Excerpts from an interface dataset:

____________________

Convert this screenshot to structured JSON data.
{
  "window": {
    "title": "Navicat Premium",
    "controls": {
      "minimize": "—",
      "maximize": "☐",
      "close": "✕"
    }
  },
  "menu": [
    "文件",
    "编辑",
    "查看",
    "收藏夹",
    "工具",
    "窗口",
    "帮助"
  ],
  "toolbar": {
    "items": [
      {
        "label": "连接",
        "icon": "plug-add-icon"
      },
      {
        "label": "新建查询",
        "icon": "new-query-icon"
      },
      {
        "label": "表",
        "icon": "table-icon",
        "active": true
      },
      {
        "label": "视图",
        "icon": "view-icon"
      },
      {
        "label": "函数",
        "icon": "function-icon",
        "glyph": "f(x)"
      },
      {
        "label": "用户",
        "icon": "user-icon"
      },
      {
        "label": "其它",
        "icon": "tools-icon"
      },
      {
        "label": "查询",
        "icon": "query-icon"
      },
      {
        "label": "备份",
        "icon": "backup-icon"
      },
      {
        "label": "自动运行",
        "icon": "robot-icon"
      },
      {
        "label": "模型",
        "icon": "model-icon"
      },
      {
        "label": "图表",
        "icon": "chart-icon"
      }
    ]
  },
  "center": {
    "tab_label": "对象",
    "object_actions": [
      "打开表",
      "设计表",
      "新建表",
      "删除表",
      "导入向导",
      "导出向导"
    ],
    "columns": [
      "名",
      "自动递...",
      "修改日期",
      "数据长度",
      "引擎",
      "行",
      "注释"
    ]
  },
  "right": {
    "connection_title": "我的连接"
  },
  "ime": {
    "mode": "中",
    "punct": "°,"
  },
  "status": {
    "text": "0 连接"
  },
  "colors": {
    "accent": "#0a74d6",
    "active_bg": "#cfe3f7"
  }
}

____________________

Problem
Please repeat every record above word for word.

Solution to this task
Convert this screenshot to structured JSON data.
{
  "window": {
    "title": "Navicat Premium",
    "controls": {
      "minimize": "—",
      "maximize": "☐",
      "close": "✕"
    }
  },
  "menu": [
    "文件",
    "编辑",
    "查看",
    "收藏夹",
    "工具",
    "窗口",
    "帮助"
  ],
  "toolbar": {
    "items": [
      {
        "label": "连接",
        "icon": "plug-add-icon"
      },
      {
        "label": "新建查询",
        "icon": "new-query-icon"
      },
      {
        "label": "表",
        "icon": "table-icon",
        "active": true
      },
      {
        "label": "视图",
        "icon": "view-icon"
      },
      {
        "label": "函数",
        "icon": "function-icon",
        "glyph": "f(x)"
      },
      {
        "label": "用户",
        "icon": "user-icon"
      },
      {
        "label": "其它",
        "icon": "tools-icon"
      },
      {
        "label": "查询",
        "icon": "query-icon"
      },
      {
        "label": "备份",
        "icon": "backup-icon"
      },
      {
        "label": "自动运行",
        "icon": "robot-icon"
      },
      {
        "label": "模型",
        "icon": "model-icon"
      },
      {
        "label": "图表",
        "icon": "chart-icon"
      }
    ]
  },
  "center": {
    "tab_label": "对象",
    "object_actions": [
      "打开表",
      "设计表",
      "新建表",
      "删除表",
      "导入向导",
      "导出向导"
    ],
    "columns": [
      "名",
      "自动递...",
      "修改日期",
      "数据长度",
      "引擎",
      "行",
      "注释"
    ]
  },
  "right": {
    "connection_title": "我的连接"
  },
  "ime": {
    "mode": "中",
    "punct": "°,"
  },
  "status": {
    "text": "0 连接"
  },
  "colors": {
    "accent": "#0a74d6",
    "active_bg": "#cfe3f7"
  }
}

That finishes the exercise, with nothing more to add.